The role of individual subunits in the formation and function of presynaptic Kv3 potassium channels
Kv3 potassium channels, composed of four subunits, mediate fast action potential (AP) repolarisation. In the auditory brainstem they enable neurons to faithfully follow high-frequency sound stimuli with temporal precision, vital for binaural integration and sound localisation. Of four Kv3 subunits, only Kv3.1 and Kv3.3 are present in the auditory brainstem. A neurodegenerative disease (spinocerebellar ataxia type 13, SCA13) associated with impaired sound localisation, is caused by mutations of Kv3.3, highlighting the importance of these subunits in this system.
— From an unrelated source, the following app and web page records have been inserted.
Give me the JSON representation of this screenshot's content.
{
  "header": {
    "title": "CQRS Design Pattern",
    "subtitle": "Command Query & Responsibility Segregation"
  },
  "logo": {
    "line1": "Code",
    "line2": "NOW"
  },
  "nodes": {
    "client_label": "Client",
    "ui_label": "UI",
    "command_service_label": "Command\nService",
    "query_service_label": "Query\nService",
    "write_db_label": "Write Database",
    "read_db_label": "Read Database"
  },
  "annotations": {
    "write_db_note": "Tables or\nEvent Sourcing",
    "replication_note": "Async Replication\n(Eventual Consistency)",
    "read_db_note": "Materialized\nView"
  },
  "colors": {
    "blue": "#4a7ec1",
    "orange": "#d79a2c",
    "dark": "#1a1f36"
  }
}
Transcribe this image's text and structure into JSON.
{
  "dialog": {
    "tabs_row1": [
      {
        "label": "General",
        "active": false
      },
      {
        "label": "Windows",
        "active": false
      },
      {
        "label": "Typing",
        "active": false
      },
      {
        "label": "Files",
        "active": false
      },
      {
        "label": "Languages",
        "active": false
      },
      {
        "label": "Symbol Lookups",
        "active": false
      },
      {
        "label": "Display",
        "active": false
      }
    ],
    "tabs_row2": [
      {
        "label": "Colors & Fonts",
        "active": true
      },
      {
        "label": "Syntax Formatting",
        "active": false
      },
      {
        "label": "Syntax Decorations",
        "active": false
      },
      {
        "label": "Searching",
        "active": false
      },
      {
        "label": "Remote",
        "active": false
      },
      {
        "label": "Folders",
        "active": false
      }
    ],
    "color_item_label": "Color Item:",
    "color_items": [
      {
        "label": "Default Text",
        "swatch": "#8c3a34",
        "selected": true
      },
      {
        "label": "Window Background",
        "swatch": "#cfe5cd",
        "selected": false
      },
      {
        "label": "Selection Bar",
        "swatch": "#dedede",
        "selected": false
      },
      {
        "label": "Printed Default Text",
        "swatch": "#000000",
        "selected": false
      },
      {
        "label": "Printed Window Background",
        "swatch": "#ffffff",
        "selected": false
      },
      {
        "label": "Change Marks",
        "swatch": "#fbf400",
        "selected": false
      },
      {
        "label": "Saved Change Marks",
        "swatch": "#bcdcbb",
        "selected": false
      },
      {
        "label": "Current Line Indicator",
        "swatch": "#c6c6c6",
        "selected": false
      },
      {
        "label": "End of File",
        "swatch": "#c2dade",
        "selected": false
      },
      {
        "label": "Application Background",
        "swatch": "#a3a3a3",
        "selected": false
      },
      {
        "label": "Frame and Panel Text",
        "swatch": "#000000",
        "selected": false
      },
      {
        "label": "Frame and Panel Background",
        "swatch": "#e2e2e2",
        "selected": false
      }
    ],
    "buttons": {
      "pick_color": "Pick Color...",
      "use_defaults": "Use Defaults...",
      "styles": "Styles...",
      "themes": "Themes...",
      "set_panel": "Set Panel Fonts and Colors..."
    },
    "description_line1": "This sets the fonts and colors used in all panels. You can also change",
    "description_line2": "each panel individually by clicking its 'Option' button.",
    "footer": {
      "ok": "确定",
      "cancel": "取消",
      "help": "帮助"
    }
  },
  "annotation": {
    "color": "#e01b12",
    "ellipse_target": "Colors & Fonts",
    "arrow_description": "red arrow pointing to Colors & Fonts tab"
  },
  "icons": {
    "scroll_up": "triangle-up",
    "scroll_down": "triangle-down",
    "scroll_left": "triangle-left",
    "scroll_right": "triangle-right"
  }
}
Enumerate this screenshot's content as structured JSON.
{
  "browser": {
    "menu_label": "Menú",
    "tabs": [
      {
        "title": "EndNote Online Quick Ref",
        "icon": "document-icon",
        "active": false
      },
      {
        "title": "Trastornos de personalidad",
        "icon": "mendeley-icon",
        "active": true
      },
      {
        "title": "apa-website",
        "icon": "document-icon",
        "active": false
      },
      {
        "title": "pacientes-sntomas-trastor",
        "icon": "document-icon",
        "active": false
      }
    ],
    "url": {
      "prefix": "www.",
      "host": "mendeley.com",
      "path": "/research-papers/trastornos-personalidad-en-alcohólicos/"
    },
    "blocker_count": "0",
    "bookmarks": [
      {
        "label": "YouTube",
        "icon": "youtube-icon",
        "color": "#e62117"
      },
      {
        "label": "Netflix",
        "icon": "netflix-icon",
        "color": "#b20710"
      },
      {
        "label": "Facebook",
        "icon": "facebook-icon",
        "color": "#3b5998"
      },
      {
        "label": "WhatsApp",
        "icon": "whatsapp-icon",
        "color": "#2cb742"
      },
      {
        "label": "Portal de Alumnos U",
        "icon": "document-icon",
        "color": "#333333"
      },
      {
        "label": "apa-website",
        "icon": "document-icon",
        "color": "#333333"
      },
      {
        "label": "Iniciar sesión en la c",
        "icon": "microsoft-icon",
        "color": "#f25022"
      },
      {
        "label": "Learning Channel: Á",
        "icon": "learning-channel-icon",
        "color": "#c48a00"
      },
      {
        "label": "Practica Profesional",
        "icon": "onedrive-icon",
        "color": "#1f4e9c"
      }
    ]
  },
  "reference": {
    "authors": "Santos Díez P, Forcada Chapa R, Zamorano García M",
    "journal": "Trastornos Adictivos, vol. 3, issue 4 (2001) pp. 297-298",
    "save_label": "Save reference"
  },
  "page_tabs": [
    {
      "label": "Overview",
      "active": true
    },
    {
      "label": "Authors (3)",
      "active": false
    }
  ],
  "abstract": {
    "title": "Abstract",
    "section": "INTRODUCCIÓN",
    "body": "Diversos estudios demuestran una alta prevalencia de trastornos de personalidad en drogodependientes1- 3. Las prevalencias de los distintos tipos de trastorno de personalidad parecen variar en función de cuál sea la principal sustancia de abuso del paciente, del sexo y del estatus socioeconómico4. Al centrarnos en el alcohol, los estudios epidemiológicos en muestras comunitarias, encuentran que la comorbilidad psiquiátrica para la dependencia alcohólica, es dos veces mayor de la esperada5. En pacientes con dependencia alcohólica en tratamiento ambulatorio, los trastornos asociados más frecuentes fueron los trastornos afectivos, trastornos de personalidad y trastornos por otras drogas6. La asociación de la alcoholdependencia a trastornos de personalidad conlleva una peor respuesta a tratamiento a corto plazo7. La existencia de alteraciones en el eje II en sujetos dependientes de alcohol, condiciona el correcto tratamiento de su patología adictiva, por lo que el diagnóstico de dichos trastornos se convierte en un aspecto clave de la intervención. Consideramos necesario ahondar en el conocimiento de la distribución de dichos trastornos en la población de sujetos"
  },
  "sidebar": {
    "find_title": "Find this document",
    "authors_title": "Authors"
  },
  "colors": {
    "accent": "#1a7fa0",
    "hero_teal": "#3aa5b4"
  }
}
The contributions of specific subunits to pre and post- synaptic Kv3 channels was examined in this thesis, with a particular focus given to presynaptic Kv3 channels (at the giant calyx of Held terminal) and their ability to modulate transmitter release from the synapse. Whole-cell patch clamp was conducted on in vitro brainstem slices from wildtype, Kv3.1 and Kv3.3 knockout mice, in combination with histology. Experiments were repeated in mice harbouring an SCA13 mutation (R420H) that has been linked with auditory deficits in humans. Lastly, whole-cell patch clamp was used in expression systems to determine whether different Kv3 subunits could form heteromers. These studies showed Kv3.1 and Kv3.3 had equal importance for AP repolarisation in neurons of the medial nucleus of the trapezoid body (MNTB) while Kv3.3 subunits dominated in neurons of the lateral superior olive (LSO) and at the presynaptic calyx of Held terminal. Kv3.3 was required at this synapse to limit AP duration, preventing excessive transmitter release, particularly during high-frequency stimulation. AP durations in MNTB and LSO neurons of the SCA13 mouse model were identical to those in Kv3.3 knockouts showing that the edited subunits do not form functional channels. Lastly, co-expression studies in CHO cells revealed that Kv3.3 subunits can form heteromeric channels with Kv3.1 but not with Kv3.4.
Supervisor(s)Ian Forsythe; Vincenzo Marra
Date of award2019-12-09
Author affiliationDepartment of Neuroscience, Psychology and Behaviour
Awarding institutionUniversity of Leicester